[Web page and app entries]
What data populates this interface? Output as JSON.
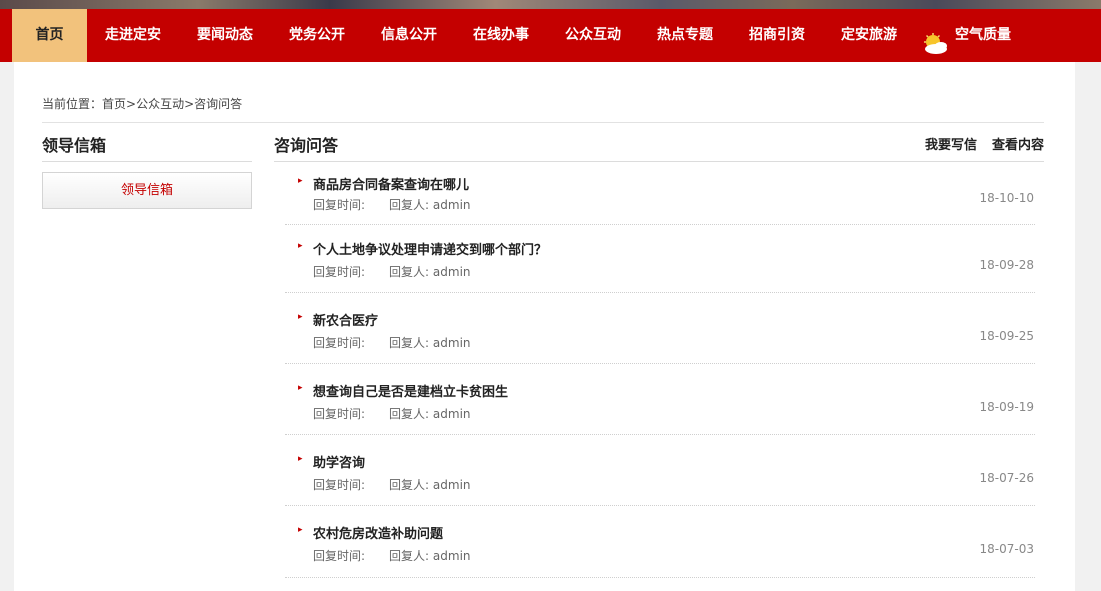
{
  "nav": {
    "items": [
      {
        "label": "首页",
        "active": true
      },
      {
        "label": "走进定安"
      },
      {
        "label": "要闻动态"
      },
      {
        "label": "党务公开"
      },
      {
        "label": "信息公开"
      },
      {
        "label": "在线办事"
      },
      {
        "label": "公众互动"
      },
      {
        "label": "热点专题"
      },
      {
        "label": "招商引资"
      },
      {
        "label": "定安旅游"
      }
    ],
    "weather": {
      "label": "空气质量",
      "icon": "weather-sun-cloud-icon"
    },
    "colors": {
      "bar": "#c40000",
      "active": "#f2c27c"
    }
  },
  "breadcrumb": {
    "prefix": "当前位置：",
    "home": "首页",
    "sep1": ">",
    "section": "公众互动",
    "sep2": ">",
    "current": "咨询问答"
  },
  "sidebar": {
    "title": "领导信箱",
    "button": "领导信箱"
  },
  "main": {
    "title": "咨询问答",
    "write_link": "我要写信",
    "view_link": "查看内容",
    "reply_time_label": "回复时间:",
    "replier_label": "回复人: ",
    "items": [
      {
        "question": "商品房合同备案查询在哪儿",
        "replier": "admin",
        "date": "18-10-10"
      },
      {
        "question": "个人土地争议处理申请递交到哪个部门？",
        "replier": "admin",
        "date": "18-09-28"
      },
      {
        "question": "新农合医疗",
        "replier": "admin",
        "date": "18-09-25"
      },
      {
        "question": "想查询自己是否是建档立卡贫困生",
        "replier": "admin",
        "date": "18-09-19"
      },
      {
        "question": "助学咨询",
        "replier": "admin",
        "date": "18-07-26"
      },
      {
        "question": "农村危房改造补助问题",
        "replier": "admin",
        "date": "18-07-03"
      }
    ]
  }
}
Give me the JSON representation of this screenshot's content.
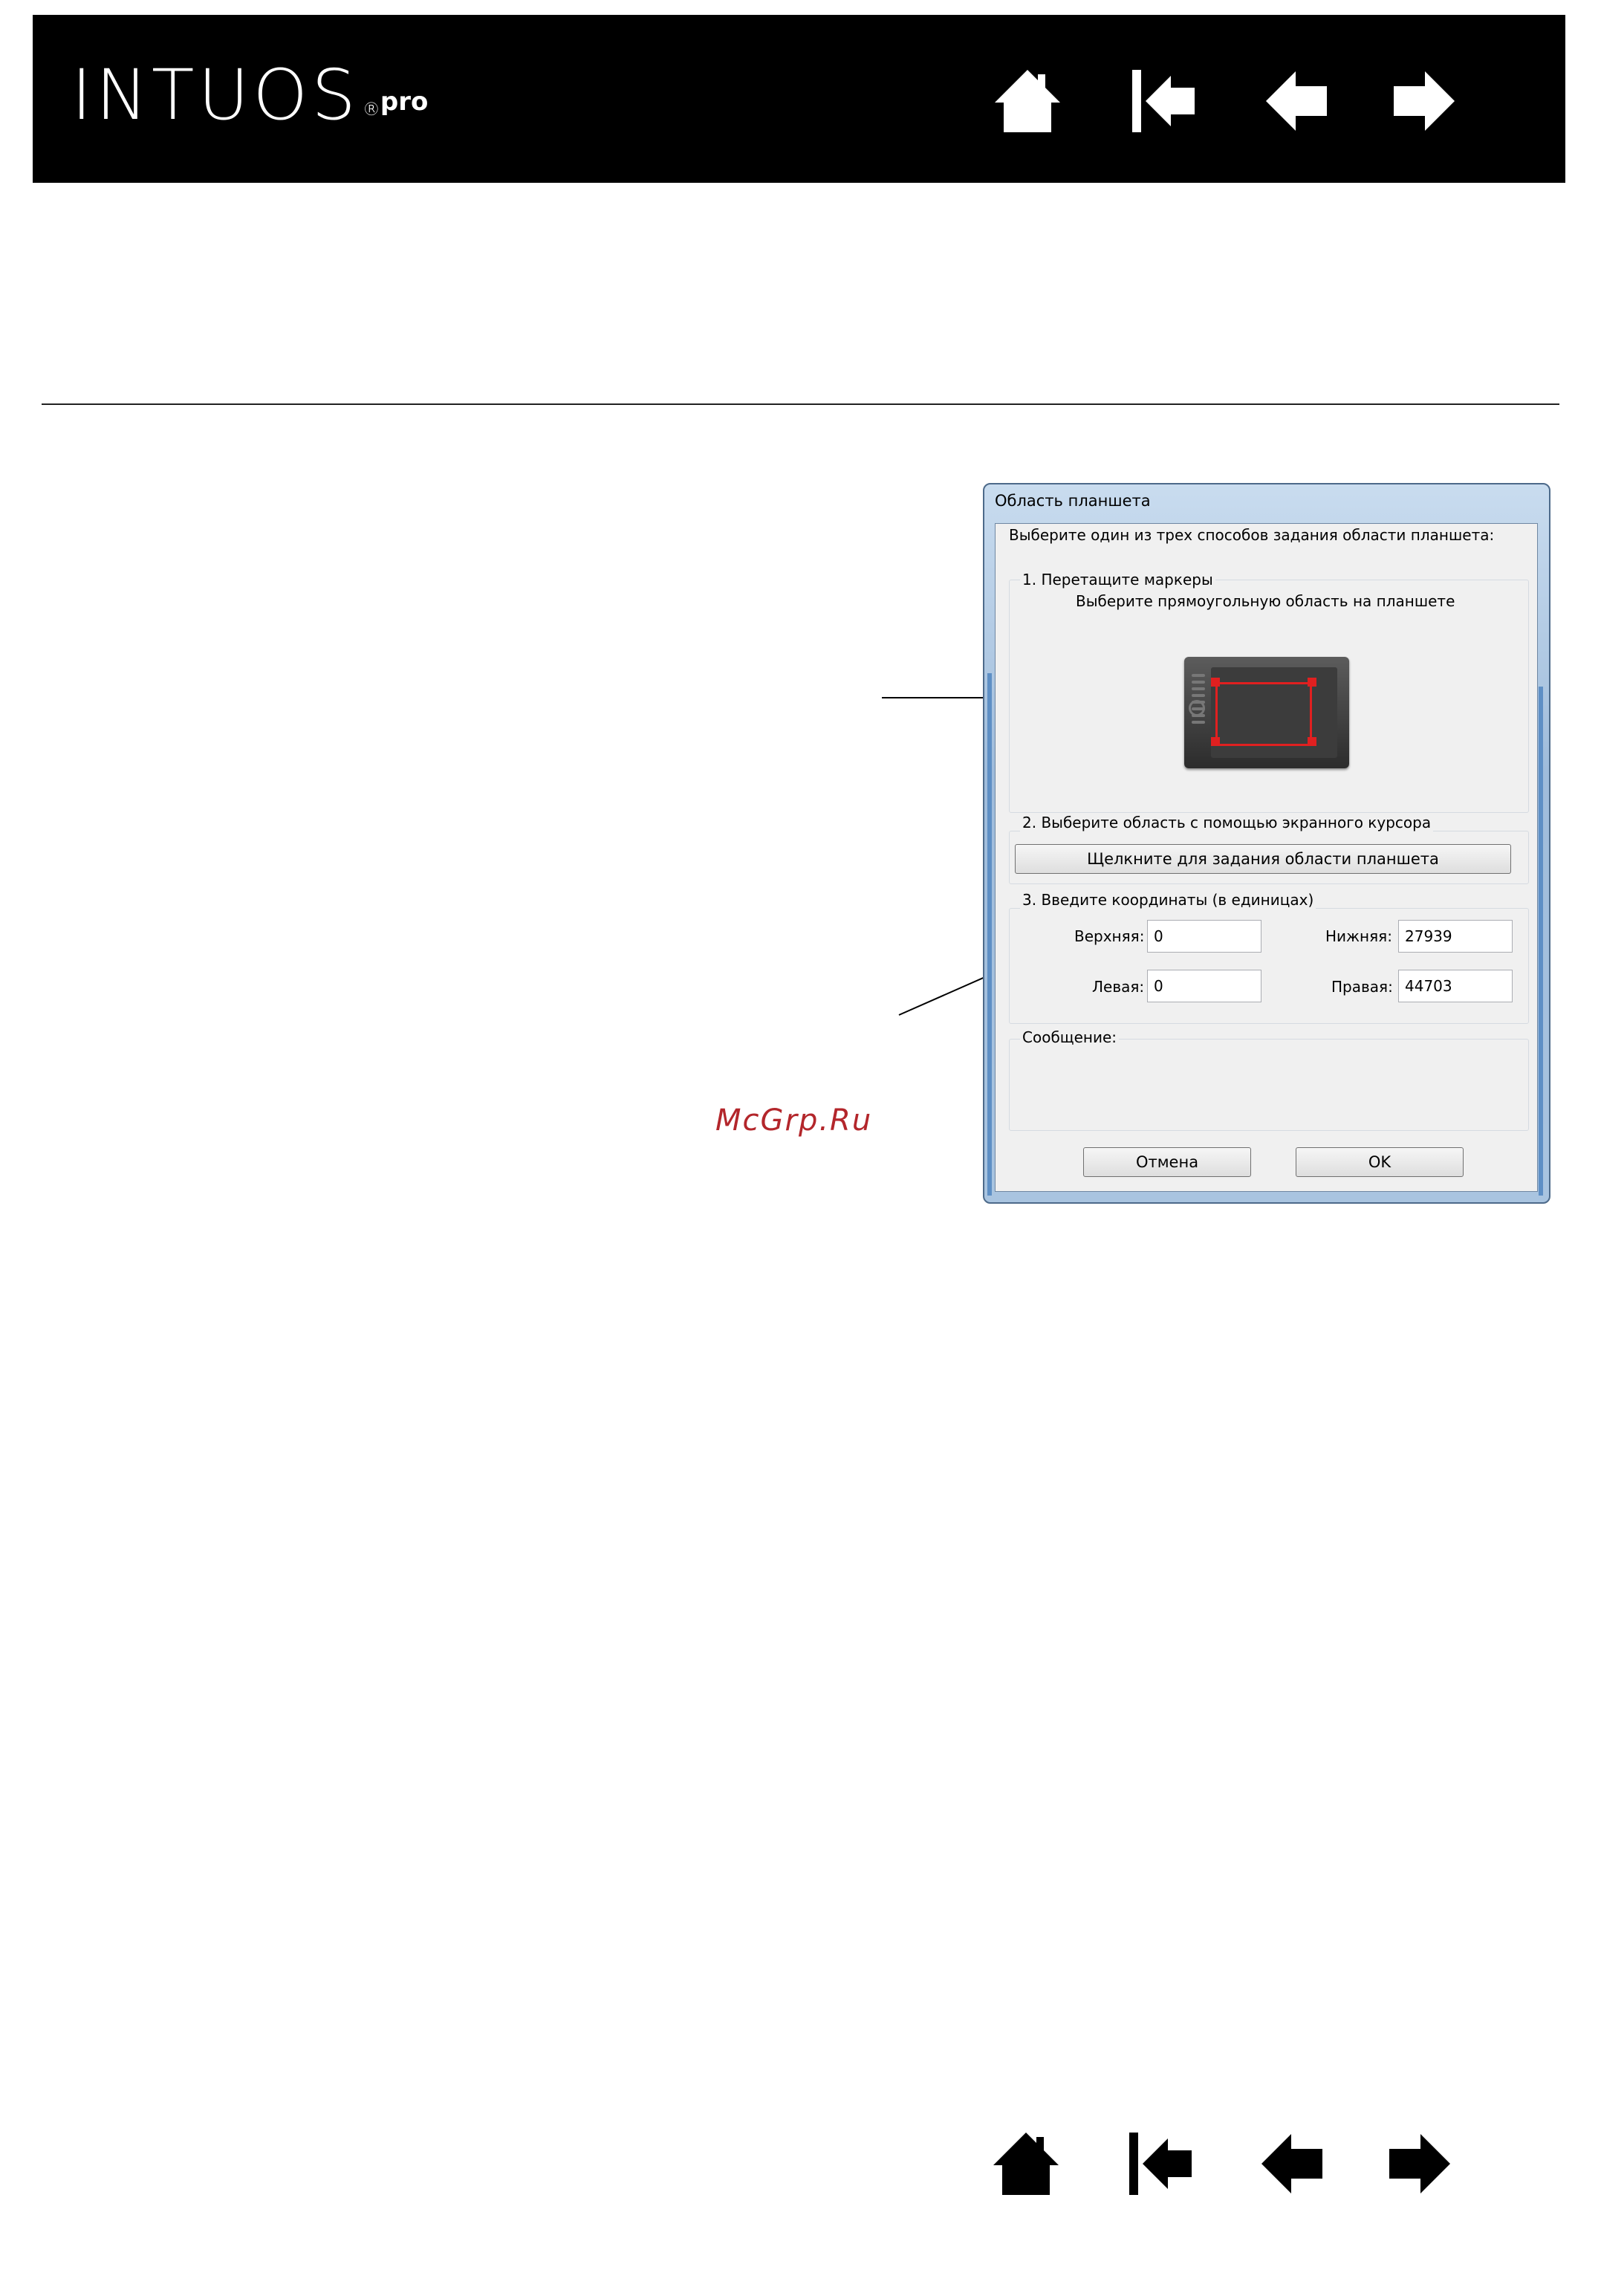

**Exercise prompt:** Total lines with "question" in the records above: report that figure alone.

**Completed task:** 6